» What the task asks
In the entries below, find every line with "tone" and copy it.

Component data from apps and pages:
+ + + +

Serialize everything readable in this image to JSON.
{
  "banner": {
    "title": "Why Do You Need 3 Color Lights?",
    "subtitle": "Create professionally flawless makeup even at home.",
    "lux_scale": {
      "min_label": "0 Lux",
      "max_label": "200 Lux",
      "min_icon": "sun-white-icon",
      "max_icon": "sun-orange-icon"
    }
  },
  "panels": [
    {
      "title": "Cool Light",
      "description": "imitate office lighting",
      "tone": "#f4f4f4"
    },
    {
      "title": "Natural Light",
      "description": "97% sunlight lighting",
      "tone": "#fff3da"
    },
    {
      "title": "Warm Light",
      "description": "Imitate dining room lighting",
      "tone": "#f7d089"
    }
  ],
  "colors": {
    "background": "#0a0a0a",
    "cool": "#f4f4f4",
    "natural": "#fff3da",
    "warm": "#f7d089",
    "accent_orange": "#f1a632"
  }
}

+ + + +

» The answer
      "tone": "#f4f4f4"
      "tone": "#fff3da"
      "tone": "#f7d089"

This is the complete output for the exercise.